Last year, in her first full year of business, the company sold more than $1 million in pork rinds. This year, she expects to triple that. With deals now under way with mainstream grocery stores and nine more flavors, including chipotle lime, in the works, Dennis believes pork rinds have found a future in a more upscale marketplace.

At Utz Quality Foods Inc. in Hanover, Pa., the sales of pork rinds are also on the rise, and managers of the snack-food company attribute it to low-carb dieters. "We've handled pork rinds for a quite a while," said company vice president Gary Labs, "but with the low-carb emphasis, it's really taken off. We added some new flavors and we've started packaging them in these big plastic overgrown fishbowl containers, and they're selling really well."

In a business where blue-collar tastes once predominated, the sudden change is still hard to believe for a guy like Rudolph.


"There's a lot of polarity in the market now," Rudolph said. "Our long-term customers are glad to know that they've been eating something that's not nearly as bad as the perception was. On the other hand, there is a new group of consumers who are a younger, female population trying it because it's zero carbs and has that nice light bacon taste."

Still, he's not yet sure if his fans include the New York super models, as he once heard.

"That's something we still haven't sorted out," he said. "If we could just track one down, we'd try to get an endorsement."

How snacks stack up

Utz Regular Potato Chips

Per serving (1-ounce): 150 calories; 9 grams fat; 2 grams saturated fat; 0 milligrams cholesterol; 95 milligrams sodium; 14 grams carbohydrate; 1 gram fiber


Utz Regular Pork Rinds
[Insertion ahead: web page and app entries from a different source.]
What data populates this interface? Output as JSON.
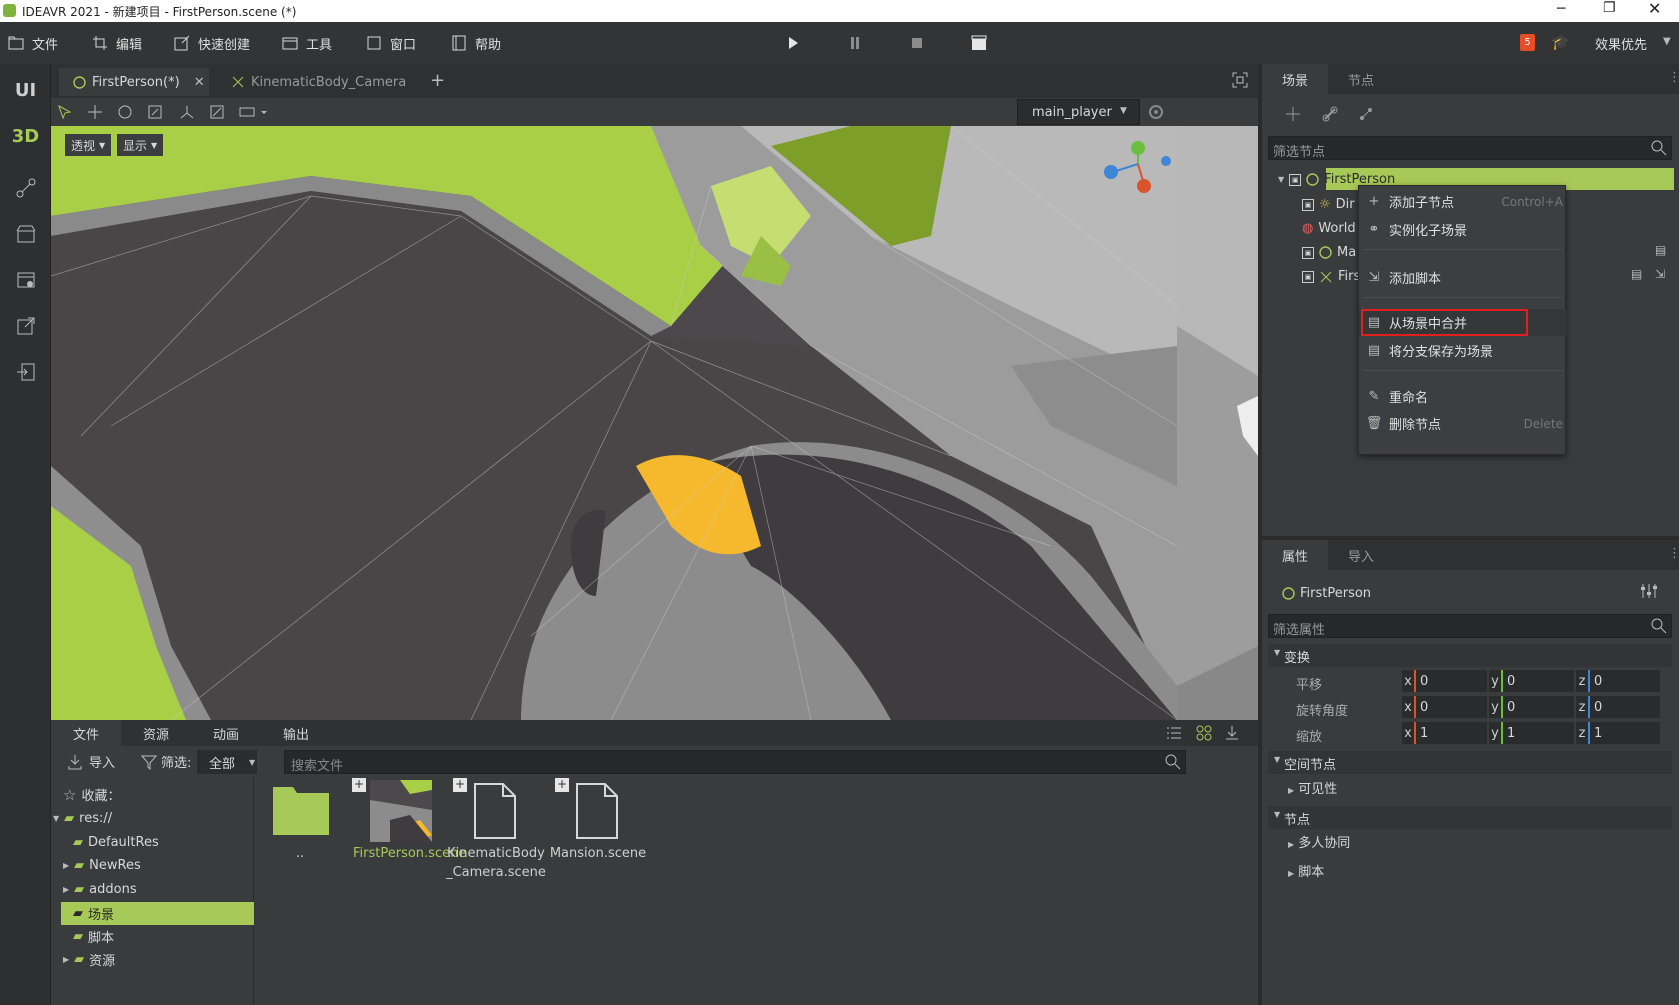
{
  "window": {
    "title": "IDEAVR 2021 - 新建项目 - FirstPerson.scene (*)"
  },
  "menu": {
    "file": "文件",
    "edit": "编辑",
    "quick_create": "快速创建",
    "tools": "工具",
    "window": "窗口",
    "help": "帮助",
    "quality": "效果优先"
  },
  "leftbar": {
    "ui": "UI",
    "threed": "3D"
  },
  "tabs": [
    {
      "label": "FirstPerson(*)"
    },
    {
      "label": "KinematicBody_Camera"
    }
  ],
  "viewport": {
    "camera_select": "main_player",
    "perspective": "透视",
    "display": "显示"
  },
  "bottom": {
    "tabs": [
      "文件",
      "资源",
      "动画",
      "输出"
    ],
    "import": "导入",
    "filter": "筛选:",
    "filter_value": "全部",
    "search_placeholder": "搜索文件",
    "favorites": "收藏：",
    "tree": [
      "res://",
      "DefaultRes",
      "NewRes",
      "addons",
      "场景",
      "脚本",
      "资源"
    ],
    "files": [
      {
        "name": ".."
      },
      {
        "name": "FirstPerson.scene"
      },
      {
        "name": "KinematicBody_Camera.scene"
      },
      {
        "name": "Mansion.scene"
      }
    ]
  },
  "scene_panel": {
    "tabs": [
      "场景",
      "节点"
    ],
    "filter_placeholder": "筛选节点",
    "root": "FirstPerson",
    "children": [
      "Dir",
      "World",
      "Ma",
      "Firs"
    ]
  },
  "context_menu": {
    "items": [
      {
        "label": "添加子节点",
        "shortcut": "Control+A"
      },
      {
        "label": "实例化子场景",
        "shortcut": ""
      },
      {
        "label": "添加脚本",
        "shortcut": ""
      },
      {
        "label": "从场景中合并",
        "shortcut": ""
      },
      {
        "label": "将分支保存为场景",
        "shortcut": ""
      },
      {
        "label": "重命名",
        "shortcut": ""
      },
      {
        "label": "删除节点",
        "shortcut": "Delete"
      }
    ],
    "highlighted": "从场景中合并"
  },
  "properties": {
    "tabs": [
      "属性",
      "导入"
    ],
    "node": "FirstPerson",
    "filter_placeholder": "筛选属性",
    "transform_section": "变换",
    "rows": [
      {
        "label": "平移",
        "x": "0",
        "y": "0",
        "z": "0"
      },
      {
        "label": "旋转角度",
        "x": "0",
        "y": "0",
        "z": "0"
      },
      {
        "label": "缩放",
        "x": "1",
        "y": "1",
        "z": "1"
      }
    ],
    "axis_x": "x",
    "axis_y": "y",
    "axis_z": "z",
    "spatial_section": "空间节点",
    "visibility": "可见性",
    "node_section": "节点",
    "multiplayer": "多人协同",
    "script": "脚本"
  },
  "colors": {
    "accent": "#a7c957",
    "highlight_border": "#e02020",
    "axis_x": "#d9532b",
    "axis_y": "#6abf3c",
    "axis_z": "#3f86d6"
  }
}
Per serving ( 1/2 -ounce): 80 calories; 5 grams fat; 2 grams saturated fat; 15 milligrams cholesterol; 230 milligrams sodium; 0 grams carbohydrate; 0 grams fiber